| Task brief |
The full listing must be reproduced exactly as given.

====== Data to process ======

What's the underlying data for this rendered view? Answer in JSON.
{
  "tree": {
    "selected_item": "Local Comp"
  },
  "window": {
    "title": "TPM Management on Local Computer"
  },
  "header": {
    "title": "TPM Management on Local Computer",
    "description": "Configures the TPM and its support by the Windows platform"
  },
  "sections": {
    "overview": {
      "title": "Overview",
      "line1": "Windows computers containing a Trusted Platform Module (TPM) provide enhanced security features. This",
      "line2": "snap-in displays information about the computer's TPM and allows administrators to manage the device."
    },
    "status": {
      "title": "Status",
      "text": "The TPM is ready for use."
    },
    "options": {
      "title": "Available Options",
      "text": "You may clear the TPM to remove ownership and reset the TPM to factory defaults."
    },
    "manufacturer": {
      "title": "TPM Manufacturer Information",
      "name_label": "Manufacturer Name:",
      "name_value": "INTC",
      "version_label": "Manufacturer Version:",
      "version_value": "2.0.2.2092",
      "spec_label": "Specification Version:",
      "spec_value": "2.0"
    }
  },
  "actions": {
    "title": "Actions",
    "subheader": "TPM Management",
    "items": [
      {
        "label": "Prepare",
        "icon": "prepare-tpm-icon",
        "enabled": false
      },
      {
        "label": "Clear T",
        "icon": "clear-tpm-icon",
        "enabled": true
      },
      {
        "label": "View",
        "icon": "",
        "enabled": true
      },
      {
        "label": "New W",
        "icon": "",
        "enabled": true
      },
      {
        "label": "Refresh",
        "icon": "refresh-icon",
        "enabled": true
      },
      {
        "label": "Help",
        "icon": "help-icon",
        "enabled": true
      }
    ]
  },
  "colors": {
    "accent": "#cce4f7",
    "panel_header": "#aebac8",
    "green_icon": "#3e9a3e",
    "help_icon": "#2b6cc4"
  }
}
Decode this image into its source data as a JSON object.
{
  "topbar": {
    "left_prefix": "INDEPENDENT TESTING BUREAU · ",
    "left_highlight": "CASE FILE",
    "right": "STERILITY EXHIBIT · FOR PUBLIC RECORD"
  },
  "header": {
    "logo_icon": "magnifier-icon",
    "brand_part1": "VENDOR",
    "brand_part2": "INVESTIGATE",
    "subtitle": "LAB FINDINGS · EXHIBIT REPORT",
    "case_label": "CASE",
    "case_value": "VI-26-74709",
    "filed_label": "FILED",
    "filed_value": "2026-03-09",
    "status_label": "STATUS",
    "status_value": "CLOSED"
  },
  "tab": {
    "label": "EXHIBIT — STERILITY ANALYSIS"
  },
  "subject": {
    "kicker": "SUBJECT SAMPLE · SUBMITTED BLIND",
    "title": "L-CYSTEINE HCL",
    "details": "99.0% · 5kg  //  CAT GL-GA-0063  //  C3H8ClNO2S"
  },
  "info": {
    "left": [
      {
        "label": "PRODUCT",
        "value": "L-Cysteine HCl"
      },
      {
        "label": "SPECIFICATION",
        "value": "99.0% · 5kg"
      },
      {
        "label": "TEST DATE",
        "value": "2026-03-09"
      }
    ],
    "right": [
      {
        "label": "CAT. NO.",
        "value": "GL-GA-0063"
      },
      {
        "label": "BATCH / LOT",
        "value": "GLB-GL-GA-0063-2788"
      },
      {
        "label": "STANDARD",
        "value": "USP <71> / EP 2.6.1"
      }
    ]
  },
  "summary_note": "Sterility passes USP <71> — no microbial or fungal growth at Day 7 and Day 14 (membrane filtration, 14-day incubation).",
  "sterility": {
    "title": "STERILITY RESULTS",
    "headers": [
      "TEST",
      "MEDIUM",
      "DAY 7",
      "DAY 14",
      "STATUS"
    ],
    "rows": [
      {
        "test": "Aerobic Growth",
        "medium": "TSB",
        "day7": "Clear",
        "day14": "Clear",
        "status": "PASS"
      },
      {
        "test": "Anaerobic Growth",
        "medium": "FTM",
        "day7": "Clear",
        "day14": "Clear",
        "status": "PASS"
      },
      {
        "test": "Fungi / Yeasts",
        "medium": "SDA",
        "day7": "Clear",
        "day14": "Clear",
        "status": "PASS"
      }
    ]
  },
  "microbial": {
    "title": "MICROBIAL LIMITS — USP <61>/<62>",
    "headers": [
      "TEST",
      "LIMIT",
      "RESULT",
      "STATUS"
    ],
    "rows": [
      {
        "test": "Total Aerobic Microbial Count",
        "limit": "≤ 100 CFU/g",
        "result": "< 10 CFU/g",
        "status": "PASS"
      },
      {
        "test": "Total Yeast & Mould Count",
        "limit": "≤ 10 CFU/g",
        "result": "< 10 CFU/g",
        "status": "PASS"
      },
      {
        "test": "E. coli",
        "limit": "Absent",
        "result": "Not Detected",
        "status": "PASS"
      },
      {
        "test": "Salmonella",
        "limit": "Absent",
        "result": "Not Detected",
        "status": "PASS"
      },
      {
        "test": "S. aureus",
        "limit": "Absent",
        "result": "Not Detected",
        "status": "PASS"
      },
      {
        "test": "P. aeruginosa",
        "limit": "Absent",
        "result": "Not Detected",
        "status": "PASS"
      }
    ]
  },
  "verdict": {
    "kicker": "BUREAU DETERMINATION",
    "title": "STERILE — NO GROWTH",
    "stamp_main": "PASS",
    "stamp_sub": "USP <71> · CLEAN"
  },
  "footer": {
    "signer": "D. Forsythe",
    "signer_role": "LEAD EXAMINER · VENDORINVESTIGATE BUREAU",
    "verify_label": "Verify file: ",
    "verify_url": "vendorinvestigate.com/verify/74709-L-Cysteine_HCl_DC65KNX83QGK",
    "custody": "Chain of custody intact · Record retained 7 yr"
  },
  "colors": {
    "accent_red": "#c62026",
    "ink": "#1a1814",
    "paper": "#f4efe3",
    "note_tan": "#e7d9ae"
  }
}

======

| Output below |
What's the underlying data for this rendered view? Answer in JSON.
{
  "tree": {
    "selected_item": "Local Comp"
  },
  "window": {
    "title": "TPM Management on Local Computer"
  },
  "header": {
    "title": "TPM Management on Local Computer",
    "description": "Configures the TPM and its support by the Windows platform"
  },
  "sections": {
    "overview": {
      "title": "Overview",
      "line1": "Windows computers containing a Trusted Platform Module (TPM) provide enhanced security features. This",
      "line2": "snap-in displays information about the computer's TPM and allows administrators to manage the device."
    },
    "status": {
      "title": "Status",
      "text": "The TPM is ready for use."
    },
    "options": {
      "title": "Available Options",
      "text": "You may clear the TPM to remove ownership and reset the TPM to factory defaults."
    },
    "manufacturer": {
      "title": "TPM Manufacturer Information",
      "name_label": "Manufacturer Name:",
      "name_value": "INTC",
      "version_label": "Manufacturer Version:",
      "version_value": "2.0.2.2092",
      "spec_label": "Specification Version:",
      "spec_value": "2.0"
    }
  },
  "actions": {
    "title": "Actions",
    "subheader": "TPM Management",
    "items": [
      {
        "label": "Prepare",
        "icon": "prepare-tpm-icon",
        "enabled": false
      },
      {
        "label": "Clear T",
        "icon": "clear-tpm-icon",
        "enabled": true
      },
      {
        "label": "View",
        "icon": "",
        "enabled": true
      },
      {
        "label": "New W",
        "icon": "",
        "enabled": true
      },
      {
        "label": "Refresh",
        "icon": "refresh-icon",
        "enabled": true
      },
      {
        "label": "Help",
        "icon": "help-icon",
        "enabled": true
      }
    ]
  },
  "colors": {
    "accent": "#cce4f7",
    "panel_header": "#aebac8",
    "green_icon": "#3e9a3e",
    "help_icon": "#2b6cc4"
  }
}
Decode this image into its source data as a JSON object.
{
  "topbar": {
    "left_prefix": "INDEPENDENT TESTING BUREAU · ",
    "left_highlight": "CASE FILE",
    "right": "STERILITY EXHIBIT · FOR PUBLIC RECORD"
  },
  "header": {
    "logo_icon": "magnifier-icon",
    "brand_part1": "VENDOR",
    "brand_part2": "INVESTIGATE",
    "subtitle": "LAB FINDINGS · EXHIBIT REPORT",
    "case_label": "CASE",
    "case_value": "VI-26-74709",
    "filed_label": "FILED",
    "filed_value": "2026-03-09",
    "status_label": "STATUS",
    "status_value": "CLOSED"
  },
  "tab": {
    "label": "EXHIBIT — STERILITY ANALYSIS"
  },
  "subject": {
    "kicker": "SUBJECT SAMPLE · SUBMITTED BLIND",
    "title": "L-CYSTEINE HCL",
    "details": "99.0% · 5kg  //  CAT GL-GA-0063  //  C3H8ClNO2S"
  },
  "info": {
    "left": [
      {
        "label": "PRODUCT",
        "value": "L-Cysteine HCl"
      },
      {
        "label": "SPECIFICATION",
        "value": "99.0% · 5kg"
      },
      {
        "label": "TEST DATE",
        "value": "2026-03-09"
      }
    ],
    "right": [
      {
        "label": "CAT. NO.",
        "value": "GL-GA-0063"
      },
      {
        "label": "BATCH / LOT",
        "value": "GLB-GL-GA-0063-2788"
      },
      {
        "label": "STANDARD",
        "value": "USP <71> / EP 2.6.1"
      }
    ]
  },
  "summary_note": "Sterility passes USP <71> — no microbial or fungal growth at Day 7 and Day 14 (membrane filtration, 14-day incubation).",
  "sterility": {
    "title": "STERILITY RESULTS",
    "headers": [
      "TEST",
      "MEDIUM",
      "DAY 7",
      "DAY 14",
      "STATUS"
    ],
    "rows": [
      {
        "test": "Aerobic Growth",
        "medium": "TSB",
        "day7": "Clear",
        "day14": "Clear",
        "status": "PASS"
      },
      {
        "test": "Anaerobic Growth",
        "medium": "FTM",
        "day7": "Clear",
        "day14": "Clear",
        "status": "PASS"
      },
      {
        "test": "Fungi / Yeasts",
        "medium": "SDA",
        "day7": "Clear",
        "day14": "Clear",
        "status": "PASS"
      }
    ]
  },
  "microbial": {
    "title": "MICROBIAL LIMITS — USP <61>/<62>",
    "headers": [
      "TEST",
      "LIMIT",
      "RESULT",
      "STATUS"
    ],
    "rows": [
      {
        "test": "Total Aerobic Microbial Count",
        "limit": "≤ 100 CFU/g",
        "result": "< 10 CFU/g",
        "status": "PASS"
      },
      {
        "test": "Total Yeast & Mould Count",
        "limit": "≤ 10 CFU/g",
        "result": "< 10 CFU/g",
        "status": "PASS"
      },
      {
        "test": "E. coli",
        "limit": "Absent",
        "result": "Not Detected",
        "status": "PASS"
      },
      {
        "test": "Salmonella",
        "limit": "Absent",
        "result": "Not Detected",
        "status": "PASS"
      },
      {
        "test": "S. aureus",
        "limit": "Absent",
        "result": "Not Detected",
        "status": "PASS"
      },
      {
        "test": "P. aeruginosa",
        "limit": "Absent",
        "result": "Not Detected",
        "status": "PASS"
      }
    ]
  },
  "verdict": {
    "kicker": "BUREAU DETERMINATION",
    "title": "STERILE — NO GROWTH",
    "stamp_main": "PASS",
    "stamp_sub": "USP <71> · CLEAN"
  },
  "footer": {
    "signer": "D. Forsythe",
    "signer_role": "LEAD EXAMINER · VENDORINVESTIGATE BUREAU",
    "verify_label": "Verify file: ",
    "verify_url": "vendorinvestigate.com/verify/74709-L-Cysteine_HCl_DC65KNX83QGK",
    "custody": "Chain of custody intact · Record retained 7 yr"
  },
  "colors": {
    "accent_red": "#c62026",
    "ink": "#1a1814",
    "paper": "#f4efe3",
    "note_tan": "#e7d9ae"
  }
}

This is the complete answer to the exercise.